▶ Aim of the exercise
Locate every line below that contains the word "this" and copy it.

▶ Web page and app entries
****

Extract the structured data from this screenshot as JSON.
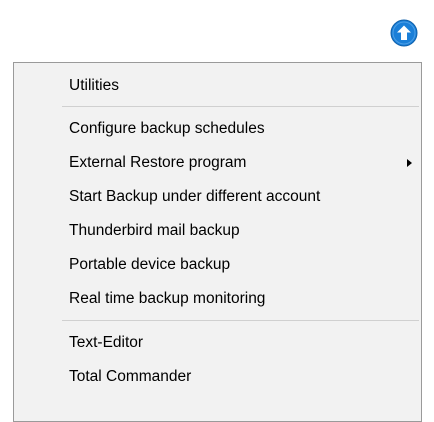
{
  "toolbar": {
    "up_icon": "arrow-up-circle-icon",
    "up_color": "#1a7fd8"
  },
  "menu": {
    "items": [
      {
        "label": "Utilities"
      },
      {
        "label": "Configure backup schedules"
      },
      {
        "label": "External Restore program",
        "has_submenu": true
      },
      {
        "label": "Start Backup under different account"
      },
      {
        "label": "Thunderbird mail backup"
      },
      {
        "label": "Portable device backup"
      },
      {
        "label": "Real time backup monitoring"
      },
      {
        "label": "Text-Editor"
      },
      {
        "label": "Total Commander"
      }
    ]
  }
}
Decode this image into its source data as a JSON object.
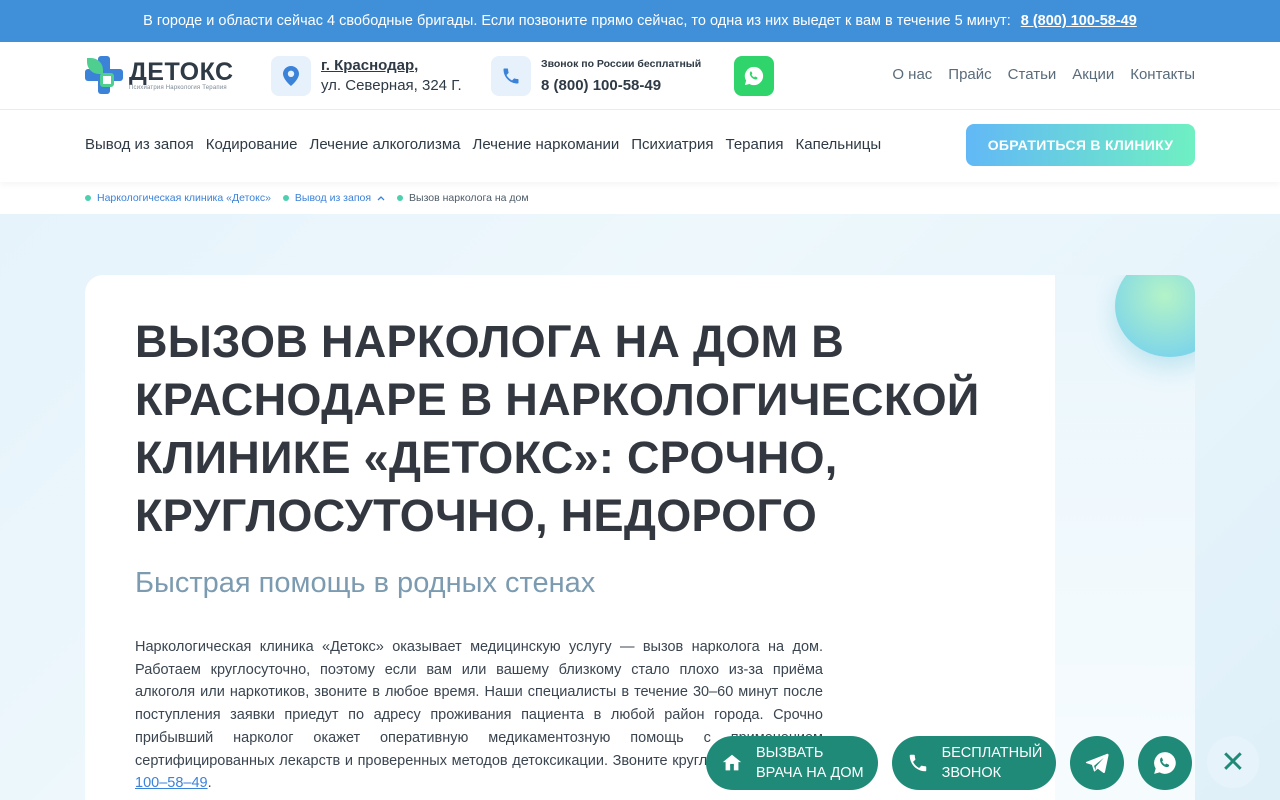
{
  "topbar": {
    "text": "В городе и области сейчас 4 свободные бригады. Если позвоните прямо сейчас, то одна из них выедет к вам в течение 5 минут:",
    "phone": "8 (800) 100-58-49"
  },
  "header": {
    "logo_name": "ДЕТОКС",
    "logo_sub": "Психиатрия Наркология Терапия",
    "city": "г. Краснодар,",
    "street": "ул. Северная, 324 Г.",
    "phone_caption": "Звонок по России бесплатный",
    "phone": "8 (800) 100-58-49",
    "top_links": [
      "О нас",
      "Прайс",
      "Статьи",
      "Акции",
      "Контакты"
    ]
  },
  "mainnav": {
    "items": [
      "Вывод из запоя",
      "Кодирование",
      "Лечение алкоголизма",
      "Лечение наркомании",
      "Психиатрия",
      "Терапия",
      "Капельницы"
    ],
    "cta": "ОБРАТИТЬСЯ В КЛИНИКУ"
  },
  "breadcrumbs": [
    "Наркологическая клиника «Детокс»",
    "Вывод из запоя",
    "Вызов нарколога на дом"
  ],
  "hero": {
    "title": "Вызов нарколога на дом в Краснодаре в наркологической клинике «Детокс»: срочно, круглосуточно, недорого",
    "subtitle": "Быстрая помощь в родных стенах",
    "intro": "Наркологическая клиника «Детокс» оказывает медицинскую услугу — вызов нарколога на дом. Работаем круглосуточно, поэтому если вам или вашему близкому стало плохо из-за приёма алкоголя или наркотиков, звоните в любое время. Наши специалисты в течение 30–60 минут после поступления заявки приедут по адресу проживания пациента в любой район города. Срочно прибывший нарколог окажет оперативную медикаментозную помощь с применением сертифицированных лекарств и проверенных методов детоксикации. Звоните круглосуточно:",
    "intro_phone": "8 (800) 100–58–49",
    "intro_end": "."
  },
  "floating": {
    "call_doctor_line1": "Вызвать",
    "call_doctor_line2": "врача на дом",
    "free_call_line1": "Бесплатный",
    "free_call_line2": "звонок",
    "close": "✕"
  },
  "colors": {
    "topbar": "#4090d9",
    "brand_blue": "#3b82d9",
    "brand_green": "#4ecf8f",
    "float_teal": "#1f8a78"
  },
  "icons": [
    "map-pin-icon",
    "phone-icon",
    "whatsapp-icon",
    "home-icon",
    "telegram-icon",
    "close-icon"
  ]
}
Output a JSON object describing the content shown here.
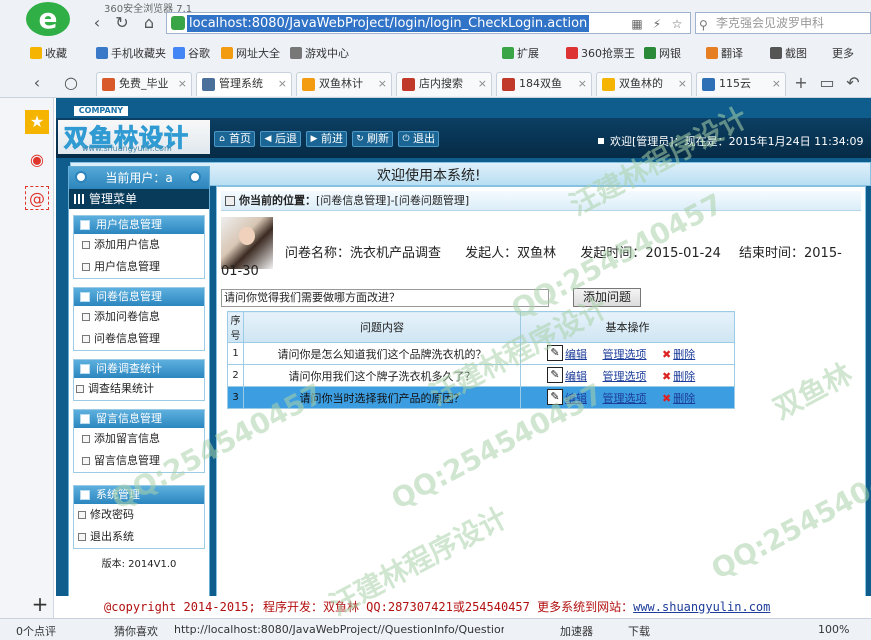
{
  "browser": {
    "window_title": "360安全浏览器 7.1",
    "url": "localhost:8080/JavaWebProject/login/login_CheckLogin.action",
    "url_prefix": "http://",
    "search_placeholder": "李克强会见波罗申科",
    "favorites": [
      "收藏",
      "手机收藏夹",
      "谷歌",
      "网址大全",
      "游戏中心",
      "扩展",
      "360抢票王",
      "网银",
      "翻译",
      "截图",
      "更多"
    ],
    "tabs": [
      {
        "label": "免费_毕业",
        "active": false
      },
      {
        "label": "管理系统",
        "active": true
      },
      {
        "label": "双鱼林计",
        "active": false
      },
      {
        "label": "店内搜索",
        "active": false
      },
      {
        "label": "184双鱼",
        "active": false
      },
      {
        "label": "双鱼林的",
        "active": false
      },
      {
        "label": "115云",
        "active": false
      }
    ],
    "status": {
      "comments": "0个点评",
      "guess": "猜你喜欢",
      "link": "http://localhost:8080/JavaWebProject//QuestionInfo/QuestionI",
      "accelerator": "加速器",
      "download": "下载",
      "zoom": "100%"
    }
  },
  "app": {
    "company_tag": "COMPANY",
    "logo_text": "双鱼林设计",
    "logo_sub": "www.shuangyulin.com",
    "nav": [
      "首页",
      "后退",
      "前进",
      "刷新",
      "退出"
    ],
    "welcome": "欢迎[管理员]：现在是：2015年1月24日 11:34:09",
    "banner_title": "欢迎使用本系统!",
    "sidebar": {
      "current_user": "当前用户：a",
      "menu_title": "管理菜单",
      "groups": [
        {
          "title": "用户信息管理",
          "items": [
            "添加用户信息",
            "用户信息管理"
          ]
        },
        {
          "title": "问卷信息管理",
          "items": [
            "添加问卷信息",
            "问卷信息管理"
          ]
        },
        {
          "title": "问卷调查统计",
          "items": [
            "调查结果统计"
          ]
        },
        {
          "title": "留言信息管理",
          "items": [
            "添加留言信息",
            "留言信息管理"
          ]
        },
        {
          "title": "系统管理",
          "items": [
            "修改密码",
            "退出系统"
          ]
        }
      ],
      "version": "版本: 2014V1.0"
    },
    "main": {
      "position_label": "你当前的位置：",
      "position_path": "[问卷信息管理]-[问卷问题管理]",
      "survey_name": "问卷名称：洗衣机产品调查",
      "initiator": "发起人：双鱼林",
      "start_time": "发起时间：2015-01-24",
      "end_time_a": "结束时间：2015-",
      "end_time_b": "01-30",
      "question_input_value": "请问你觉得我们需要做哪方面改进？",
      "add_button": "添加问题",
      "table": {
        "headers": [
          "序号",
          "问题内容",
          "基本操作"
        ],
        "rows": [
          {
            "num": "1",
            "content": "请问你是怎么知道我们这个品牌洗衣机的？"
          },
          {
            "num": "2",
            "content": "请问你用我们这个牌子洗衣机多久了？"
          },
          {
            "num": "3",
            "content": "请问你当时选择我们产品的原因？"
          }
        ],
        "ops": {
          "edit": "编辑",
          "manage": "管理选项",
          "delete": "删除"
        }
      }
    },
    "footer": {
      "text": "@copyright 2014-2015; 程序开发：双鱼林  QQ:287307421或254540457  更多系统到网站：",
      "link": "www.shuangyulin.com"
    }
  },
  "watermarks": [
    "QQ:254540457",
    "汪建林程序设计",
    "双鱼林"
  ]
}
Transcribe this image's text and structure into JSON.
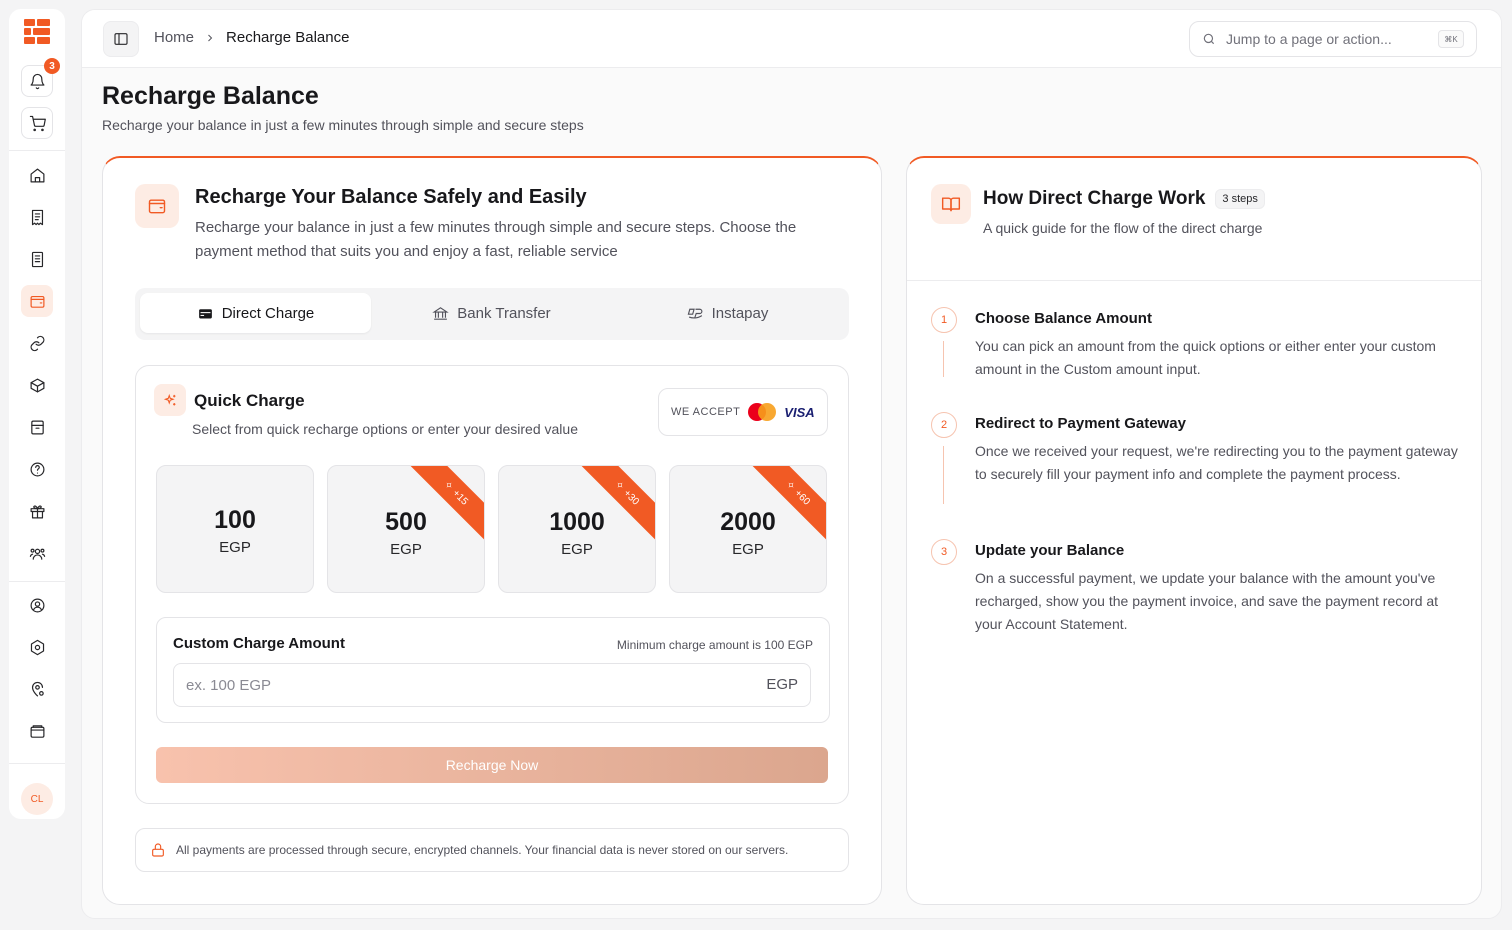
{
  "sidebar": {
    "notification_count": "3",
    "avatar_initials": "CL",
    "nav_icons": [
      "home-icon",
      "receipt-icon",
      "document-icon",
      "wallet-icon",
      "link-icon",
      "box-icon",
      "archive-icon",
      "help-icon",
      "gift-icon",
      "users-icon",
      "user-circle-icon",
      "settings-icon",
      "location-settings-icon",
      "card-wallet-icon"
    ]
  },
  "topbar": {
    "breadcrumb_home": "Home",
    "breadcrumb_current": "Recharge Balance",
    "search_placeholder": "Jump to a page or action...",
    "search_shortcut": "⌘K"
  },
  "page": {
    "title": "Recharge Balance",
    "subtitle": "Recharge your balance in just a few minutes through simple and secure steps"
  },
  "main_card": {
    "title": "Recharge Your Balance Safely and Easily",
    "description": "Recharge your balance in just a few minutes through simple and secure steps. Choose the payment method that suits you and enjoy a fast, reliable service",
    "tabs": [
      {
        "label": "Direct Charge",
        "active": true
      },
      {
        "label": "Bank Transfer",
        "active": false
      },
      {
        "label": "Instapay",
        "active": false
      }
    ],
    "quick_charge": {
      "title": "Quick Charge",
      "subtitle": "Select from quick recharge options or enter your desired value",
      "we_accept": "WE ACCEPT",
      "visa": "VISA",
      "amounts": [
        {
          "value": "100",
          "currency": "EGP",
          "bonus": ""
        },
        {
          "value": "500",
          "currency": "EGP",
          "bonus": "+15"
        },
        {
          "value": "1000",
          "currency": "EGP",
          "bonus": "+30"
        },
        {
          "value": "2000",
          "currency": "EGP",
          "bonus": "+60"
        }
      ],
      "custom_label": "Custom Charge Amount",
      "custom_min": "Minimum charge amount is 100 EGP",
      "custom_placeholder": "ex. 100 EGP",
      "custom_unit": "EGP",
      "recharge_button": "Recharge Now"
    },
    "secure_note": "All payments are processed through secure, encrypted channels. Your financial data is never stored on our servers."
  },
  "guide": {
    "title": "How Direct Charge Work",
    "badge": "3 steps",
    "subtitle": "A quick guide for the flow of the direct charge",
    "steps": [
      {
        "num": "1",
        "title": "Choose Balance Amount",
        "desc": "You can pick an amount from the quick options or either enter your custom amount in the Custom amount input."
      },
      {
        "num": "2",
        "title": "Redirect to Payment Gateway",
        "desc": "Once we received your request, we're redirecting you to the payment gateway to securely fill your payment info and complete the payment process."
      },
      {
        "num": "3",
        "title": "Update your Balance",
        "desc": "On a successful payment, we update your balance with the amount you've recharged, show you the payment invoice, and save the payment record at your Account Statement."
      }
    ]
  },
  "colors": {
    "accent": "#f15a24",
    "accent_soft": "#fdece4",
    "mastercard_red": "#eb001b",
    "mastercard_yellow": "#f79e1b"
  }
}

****

▶ Solution
Extract the structured data from this screenshot as JSON.
Decode this image into its source data as a JSON object.
Transcribe this image's text and structure into JSON.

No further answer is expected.